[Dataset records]
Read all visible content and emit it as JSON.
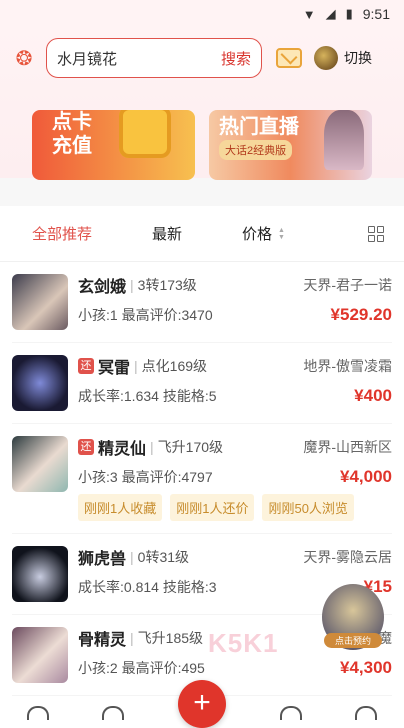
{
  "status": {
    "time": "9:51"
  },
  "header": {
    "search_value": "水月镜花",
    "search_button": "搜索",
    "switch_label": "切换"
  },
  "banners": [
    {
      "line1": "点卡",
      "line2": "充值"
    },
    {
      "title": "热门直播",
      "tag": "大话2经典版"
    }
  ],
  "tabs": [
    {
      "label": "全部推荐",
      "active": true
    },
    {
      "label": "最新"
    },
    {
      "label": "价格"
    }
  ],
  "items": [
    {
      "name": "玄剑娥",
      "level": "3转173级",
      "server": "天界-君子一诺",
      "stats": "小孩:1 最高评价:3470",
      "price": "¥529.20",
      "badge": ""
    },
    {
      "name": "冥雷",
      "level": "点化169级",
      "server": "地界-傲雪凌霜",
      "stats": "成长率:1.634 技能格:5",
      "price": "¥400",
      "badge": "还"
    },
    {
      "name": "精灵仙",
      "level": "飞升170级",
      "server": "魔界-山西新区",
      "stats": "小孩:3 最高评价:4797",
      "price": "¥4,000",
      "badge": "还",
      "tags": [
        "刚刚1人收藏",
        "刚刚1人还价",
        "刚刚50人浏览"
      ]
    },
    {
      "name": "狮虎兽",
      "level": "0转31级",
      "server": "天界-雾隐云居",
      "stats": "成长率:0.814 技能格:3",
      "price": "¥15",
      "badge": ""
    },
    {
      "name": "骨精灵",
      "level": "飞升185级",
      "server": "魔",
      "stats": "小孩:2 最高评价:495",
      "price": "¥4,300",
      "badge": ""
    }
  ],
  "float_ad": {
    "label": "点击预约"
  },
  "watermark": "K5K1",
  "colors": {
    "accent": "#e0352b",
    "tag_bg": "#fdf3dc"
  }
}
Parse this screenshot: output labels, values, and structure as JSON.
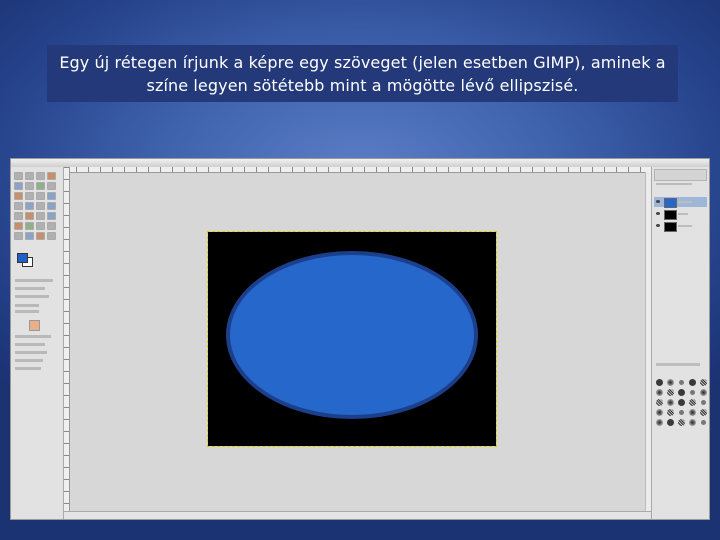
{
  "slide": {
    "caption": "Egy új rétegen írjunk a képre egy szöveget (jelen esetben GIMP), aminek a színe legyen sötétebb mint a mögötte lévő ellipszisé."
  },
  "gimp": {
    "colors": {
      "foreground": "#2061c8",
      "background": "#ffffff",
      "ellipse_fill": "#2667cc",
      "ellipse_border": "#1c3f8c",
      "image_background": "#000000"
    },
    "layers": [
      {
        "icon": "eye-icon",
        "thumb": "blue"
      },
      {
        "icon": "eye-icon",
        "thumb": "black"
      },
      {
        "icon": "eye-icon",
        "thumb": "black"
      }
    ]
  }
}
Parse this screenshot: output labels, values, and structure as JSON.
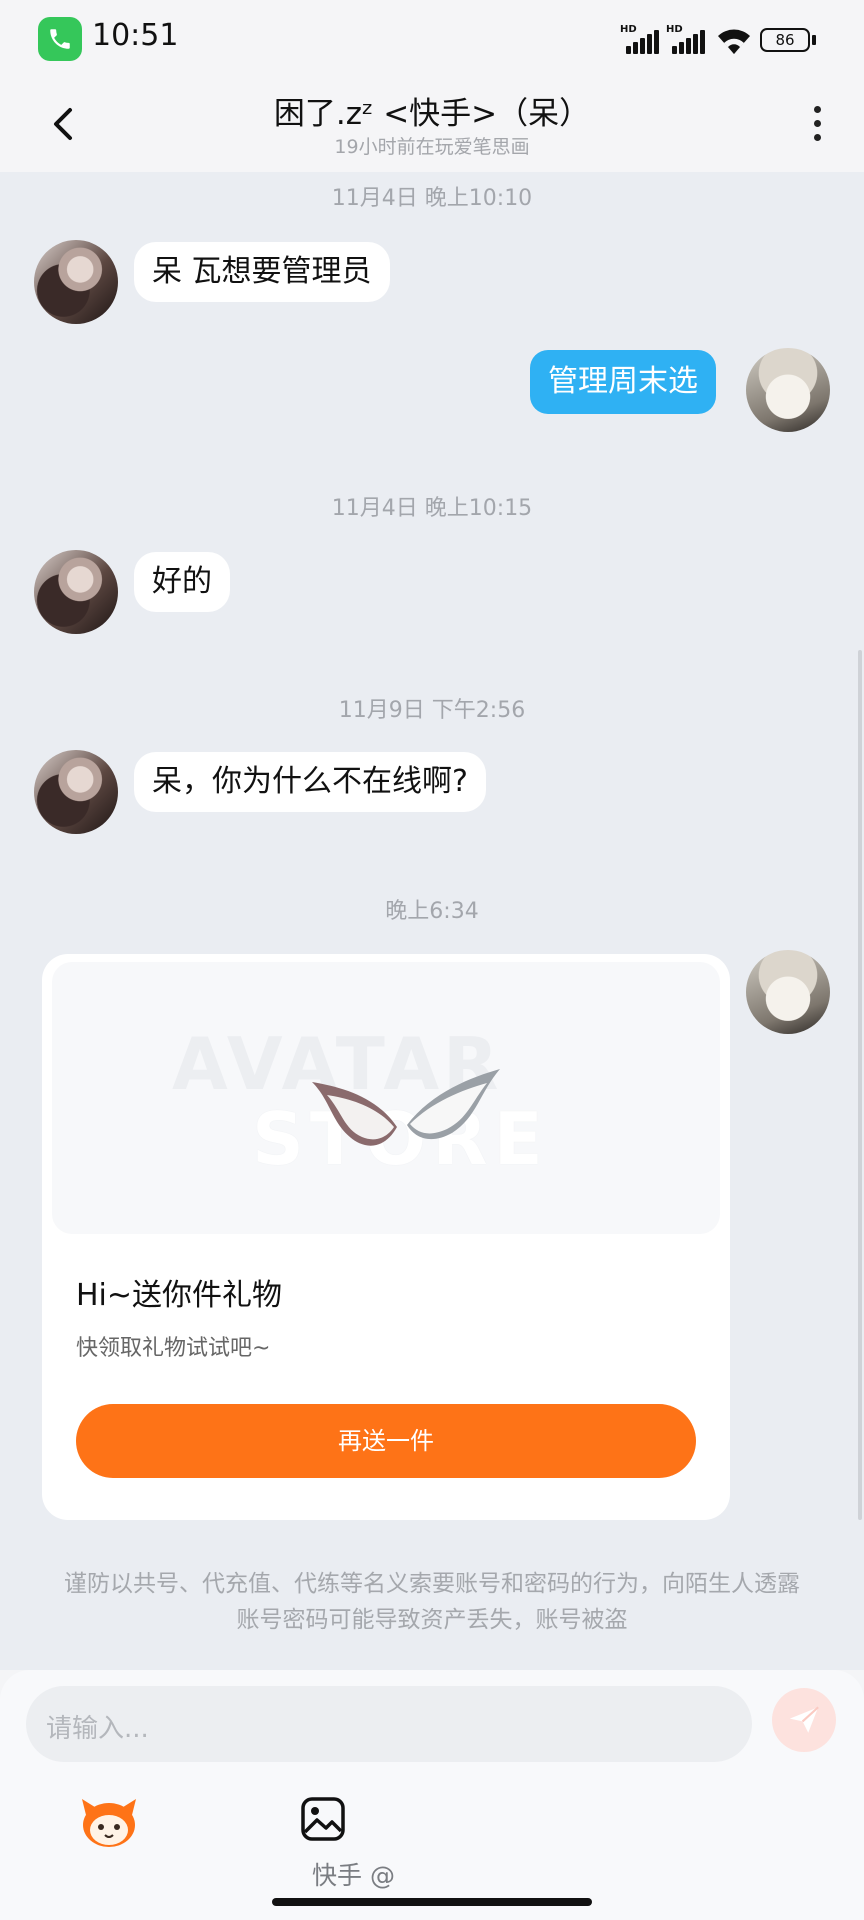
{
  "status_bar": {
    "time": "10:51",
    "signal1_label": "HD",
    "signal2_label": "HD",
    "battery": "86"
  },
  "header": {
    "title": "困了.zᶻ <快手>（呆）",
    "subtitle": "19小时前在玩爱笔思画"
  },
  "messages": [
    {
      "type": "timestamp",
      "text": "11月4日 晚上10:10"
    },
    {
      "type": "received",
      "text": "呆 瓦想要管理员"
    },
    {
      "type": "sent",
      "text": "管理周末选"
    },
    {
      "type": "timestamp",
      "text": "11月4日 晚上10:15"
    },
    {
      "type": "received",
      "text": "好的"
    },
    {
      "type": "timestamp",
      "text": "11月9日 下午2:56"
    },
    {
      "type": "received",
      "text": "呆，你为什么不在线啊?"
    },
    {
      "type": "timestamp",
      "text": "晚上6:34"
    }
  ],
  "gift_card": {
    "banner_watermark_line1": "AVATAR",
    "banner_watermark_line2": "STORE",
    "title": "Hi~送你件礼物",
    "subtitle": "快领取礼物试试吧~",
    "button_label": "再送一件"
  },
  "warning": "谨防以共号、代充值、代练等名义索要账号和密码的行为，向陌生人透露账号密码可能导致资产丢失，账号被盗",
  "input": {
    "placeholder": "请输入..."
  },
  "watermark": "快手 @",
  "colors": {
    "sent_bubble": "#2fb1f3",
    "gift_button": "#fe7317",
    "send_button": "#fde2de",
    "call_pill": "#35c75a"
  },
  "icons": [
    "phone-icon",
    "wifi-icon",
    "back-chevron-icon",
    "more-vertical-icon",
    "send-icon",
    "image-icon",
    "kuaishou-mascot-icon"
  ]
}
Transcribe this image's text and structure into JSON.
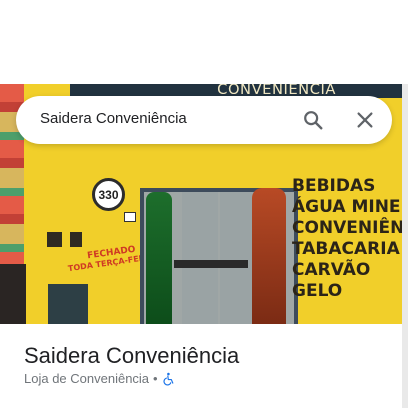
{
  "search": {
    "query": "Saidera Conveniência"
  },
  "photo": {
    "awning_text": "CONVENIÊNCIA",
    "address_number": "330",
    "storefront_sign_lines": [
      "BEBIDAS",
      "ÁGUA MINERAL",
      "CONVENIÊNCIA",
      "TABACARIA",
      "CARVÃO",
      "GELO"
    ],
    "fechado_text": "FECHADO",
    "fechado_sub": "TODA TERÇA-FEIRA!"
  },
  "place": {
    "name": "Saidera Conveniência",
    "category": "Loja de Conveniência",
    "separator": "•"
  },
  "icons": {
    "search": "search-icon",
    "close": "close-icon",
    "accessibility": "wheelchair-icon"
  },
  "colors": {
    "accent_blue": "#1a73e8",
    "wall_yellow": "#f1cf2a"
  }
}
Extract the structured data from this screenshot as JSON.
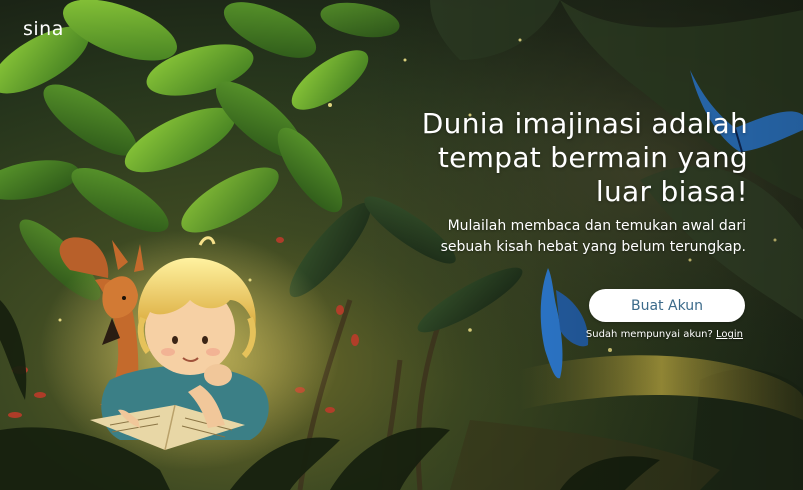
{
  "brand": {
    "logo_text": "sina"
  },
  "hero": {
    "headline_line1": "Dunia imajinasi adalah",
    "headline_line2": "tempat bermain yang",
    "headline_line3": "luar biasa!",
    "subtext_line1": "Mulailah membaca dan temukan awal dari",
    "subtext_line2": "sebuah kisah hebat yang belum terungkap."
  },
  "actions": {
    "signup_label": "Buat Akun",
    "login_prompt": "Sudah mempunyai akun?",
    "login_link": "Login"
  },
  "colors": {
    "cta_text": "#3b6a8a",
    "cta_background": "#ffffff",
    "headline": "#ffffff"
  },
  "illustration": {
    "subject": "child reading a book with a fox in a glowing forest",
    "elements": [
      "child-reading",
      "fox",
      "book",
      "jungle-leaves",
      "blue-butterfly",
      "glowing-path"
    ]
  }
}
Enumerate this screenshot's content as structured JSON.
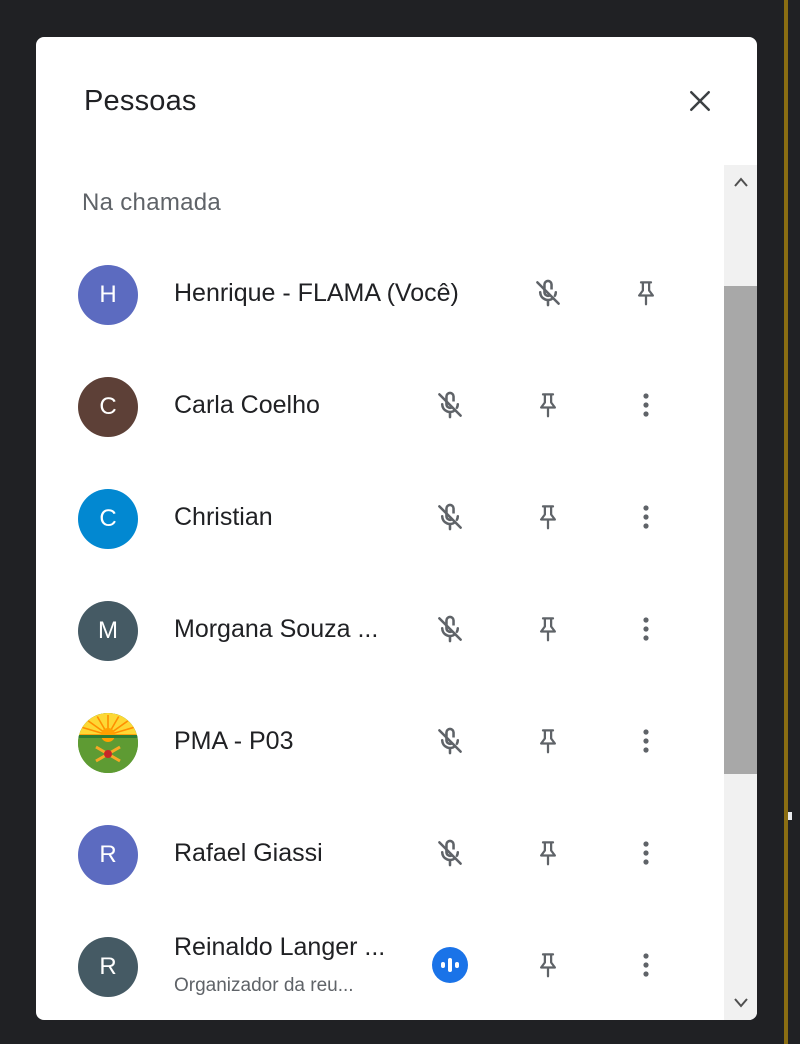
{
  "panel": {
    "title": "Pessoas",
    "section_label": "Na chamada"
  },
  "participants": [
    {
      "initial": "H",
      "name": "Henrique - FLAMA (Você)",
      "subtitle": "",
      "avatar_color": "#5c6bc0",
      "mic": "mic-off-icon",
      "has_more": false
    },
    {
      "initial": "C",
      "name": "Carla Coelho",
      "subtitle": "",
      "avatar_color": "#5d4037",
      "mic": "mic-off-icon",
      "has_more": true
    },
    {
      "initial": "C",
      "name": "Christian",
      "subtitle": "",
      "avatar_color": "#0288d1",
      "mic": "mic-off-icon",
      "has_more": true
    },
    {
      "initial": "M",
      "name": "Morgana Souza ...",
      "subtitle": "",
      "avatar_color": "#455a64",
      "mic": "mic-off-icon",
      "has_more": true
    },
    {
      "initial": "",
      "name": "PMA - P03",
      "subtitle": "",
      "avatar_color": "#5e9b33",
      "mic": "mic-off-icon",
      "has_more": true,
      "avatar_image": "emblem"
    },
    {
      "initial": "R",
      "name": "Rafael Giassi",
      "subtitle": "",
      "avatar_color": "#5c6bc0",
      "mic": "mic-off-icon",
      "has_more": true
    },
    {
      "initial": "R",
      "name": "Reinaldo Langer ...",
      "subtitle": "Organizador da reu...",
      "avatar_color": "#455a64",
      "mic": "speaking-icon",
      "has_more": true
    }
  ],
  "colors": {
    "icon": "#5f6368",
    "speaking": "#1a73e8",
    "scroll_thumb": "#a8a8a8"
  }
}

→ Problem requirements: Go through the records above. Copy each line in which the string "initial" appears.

→ The answer:
      "initial": "H",
      "initial": "C",
      "initial": "C",
      "initial": "M",
      "initial": "",
      "initial": "R",
      "initial": "R",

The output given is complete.